Tips for using baby formula
Now that you have the basic formula facts, here are some quick tips for safe and effective feeding with formula.
- Feed your newborn as much baby formula on demand, but don’t force them to finish a bottle he’s no longer interested in.
- Read the instructions on your baby’s formula to find out exactly how much powder should be added to the bottle of previously boiled water.
- Don’t ‘water down’ infant formula. Not only will the baby get too few nutrients, but there’s also a small but serious risk of 'water intoxication'. This over-consumption of water can disturb a baby’s electrolyte balance, resulting in seizures or brain damage
- Never give your baby other animal milks or plant milks that are not baby milks.
- Although your baby may have been having milk-based foods such as yoghurt as part of their weaning diet from 6 months of age, from a year old cow’s milk is fine to use. Full-fat milk (4% fat) is recommended initially. If you are choosing a plant milk as part of a toddler diet, do not give rice milk. Rice milk has a natural level of arsenic which children under 5-years old cannot tolerate.
- Wash your hands with soap before preparing your baby’s bottle.
- Sterilise baby bottles and teats in boiling water for at least 10 minutes. The teats may change colour, but they’re still fine to use. After use, simply wash bottles, teats and caps in the dishwasher. Or wash them by hand with a bottle and teat brush in hot, soapy water and rinse very well. However clean bottles may look, they still need to be sterilised again before making up more baby milk.
- Always keep prepared baby formula in the fridge until you need it. Read the instructions on the formula container to see how long it may be stored. Generally, a prepared bottle of powdered infant formula should be used within two hours, and must be used within 24 hours, and a prepared bottle ready-to-use formula within 48 hours.
- Don’t heat your baby’s bottle in the microwave. Microwave ovens heat unevenly, creating hot-spots in liquids that can burn a baby’s mouth. You can make use of the microwave’s convenience by heating a mug of water in it and then standing the bottle of milk in that mug for a minute or two.

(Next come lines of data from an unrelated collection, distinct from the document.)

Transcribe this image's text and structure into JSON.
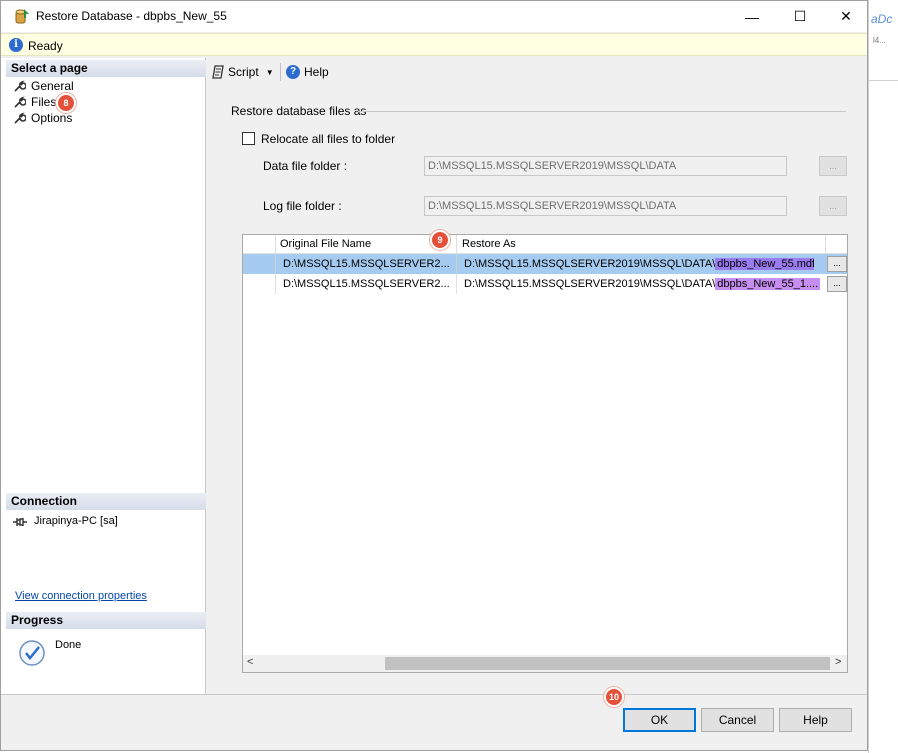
{
  "background_app": {
    "text1": "aDc",
    "text2": "l4..."
  },
  "window": {
    "title": "Restore Database - dbpbs_New_55",
    "minimize": "—",
    "maximize": "☐",
    "close": "✕"
  },
  "status": {
    "icon": "info-icon",
    "text": "Ready"
  },
  "left_pane": {
    "select_page_header": "Select a page",
    "pages": [
      {
        "label": "General"
      },
      {
        "label": "Files",
        "badge": "8"
      },
      {
        "label": "Options"
      }
    ],
    "connection_header": "Connection",
    "connection_value": "Jirapinya-PC [sa]",
    "view_connection_link": "View connection properties",
    "progress_header": "Progress",
    "progress_status": "Done"
  },
  "toolbar": {
    "script_label": "Script",
    "help_label": "Help"
  },
  "content": {
    "group_title": "Restore database files as",
    "relocate_label": "Relocate all files to folder",
    "relocate_checked": false,
    "data_folder_label": "Data file folder :",
    "data_folder_value": "D:\\MSSQL15.MSSQLSERVER2019\\MSSQL\\DATA",
    "log_folder_label": "Log file folder :",
    "log_folder_value": "D:\\MSSQL15.MSSQLSERVER2019\\MSSQL\\DATA",
    "browse_label": "...",
    "grid": {
      "columns": [
        "Original File Name",
        "Restore As"
      ],
      "header_badge": "9",
      "rows": [
        {
          "original": "D:\\MSSQL15.MSSQLSERVER2...",
          "restore_path": "D:\\MSSQL15.MSSQLSERVER2019\\MSSQL\\DATA\\",
          "restore_file": "dbpbs_New_55.mdf",
          "selected": true
        },
        {
          "original": "D:\\MSSQL15.MSSQLSERVER2...",
          "restore_path": "D:\\MSSQL15.MSSQLSERVER2019\\MSSQL\\DATA\\",
          "restore_file": "dbpbs_New_55_1....",
          "selected": false
        }
      ],
      "cell_button": "..."
    }
  },
  "footer": {
    "ok_badge": "10",
    "ok": "OK",
    "cancel": "Cancel",
    "help": "Help"
  },
  "colors": {
    "badge": "#e4513a",
    "selected_row": "#a6cbf0",
    "highlight_mdf": "#9a7bf0",
    "highlight_ldf": "#c68ef0",
    "link": "#0645ad"
  }
}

Check the temperature on your skin before offering it to your baby.
- Feed your baby a cool or room temperature bottle if they seem to prefer it